How GPS and Other Satellite Navigation System Work

A satellite navigation or satnav system is a system that uses satellites to provide autonomous geo-spatial positioning. Several satellites continuously transmit signals containing their positions and the time when the signal was sent. Receiver units listen to the signals and use the information to calculate their positions.

Flat-Earthers assume that if GPS satellites are used to determine positions, then they should be able to pinpoint the position of a receiver. They are wrong. GPS satellites only transmit signals but never receive signals from the receivers. It is impossible for the satellites to determine the position of a receiver.

The following is how GPS and other satellite navigation systems work:

  1. The GPS consists of more than 30 satellites with different orbits. All satellites are equipped with precise time-keeping instruments and set to the same time.
  2. The satellites continuously transmit signals, containing the position of itself and the time the signal was sent.
  3. Receivers (such as cell phones) listen to the signals. The signals are delayed by distance traveled. To the receivers, it would appear each satellite to have a different time.
  4. From the signals it receives, the receiver can calculate the distance to every satellite of which their signals can reach the receiver. And therefore, it can calculate its position.

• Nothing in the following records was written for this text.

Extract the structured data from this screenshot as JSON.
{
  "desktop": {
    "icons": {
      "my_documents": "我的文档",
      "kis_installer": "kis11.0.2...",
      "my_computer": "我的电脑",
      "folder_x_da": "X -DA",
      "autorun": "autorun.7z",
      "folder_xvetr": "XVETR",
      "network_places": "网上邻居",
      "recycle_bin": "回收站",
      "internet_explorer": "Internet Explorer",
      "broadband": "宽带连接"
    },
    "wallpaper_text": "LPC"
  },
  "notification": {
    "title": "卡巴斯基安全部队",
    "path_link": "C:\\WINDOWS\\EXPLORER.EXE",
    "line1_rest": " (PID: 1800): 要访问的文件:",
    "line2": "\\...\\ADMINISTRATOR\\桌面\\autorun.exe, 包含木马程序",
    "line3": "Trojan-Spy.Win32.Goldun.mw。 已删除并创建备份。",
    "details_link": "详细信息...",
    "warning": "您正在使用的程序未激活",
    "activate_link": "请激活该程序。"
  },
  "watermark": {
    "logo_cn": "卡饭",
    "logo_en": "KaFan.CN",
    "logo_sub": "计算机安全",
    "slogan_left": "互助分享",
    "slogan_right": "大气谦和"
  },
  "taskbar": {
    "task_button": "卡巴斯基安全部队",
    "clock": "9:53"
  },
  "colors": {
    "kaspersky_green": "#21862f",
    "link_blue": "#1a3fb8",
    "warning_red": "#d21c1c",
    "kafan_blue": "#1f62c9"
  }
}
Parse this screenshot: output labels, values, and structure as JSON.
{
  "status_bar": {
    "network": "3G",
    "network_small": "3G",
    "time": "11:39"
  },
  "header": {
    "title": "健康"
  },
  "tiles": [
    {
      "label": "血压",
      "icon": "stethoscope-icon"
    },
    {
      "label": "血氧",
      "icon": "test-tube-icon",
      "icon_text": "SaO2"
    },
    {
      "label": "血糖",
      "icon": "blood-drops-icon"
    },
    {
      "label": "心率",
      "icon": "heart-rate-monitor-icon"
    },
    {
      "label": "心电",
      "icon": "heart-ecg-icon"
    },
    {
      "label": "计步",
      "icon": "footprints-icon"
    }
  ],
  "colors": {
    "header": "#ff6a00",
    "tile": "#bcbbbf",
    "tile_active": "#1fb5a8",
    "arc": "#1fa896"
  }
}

GPS is not the only satellite navigation systems. There are other services like GLONASS, BeiDou, and Galileo with a similar method of operation.

GPS receivers only receive signals from GPS satellites; they do not transmit signals back to the satellite. GPS satellites cannot possibly know the position of the receivers. The location of the receivers is determined from the calculation done by the receivers themselves, from the information transmitted by GPS satellites.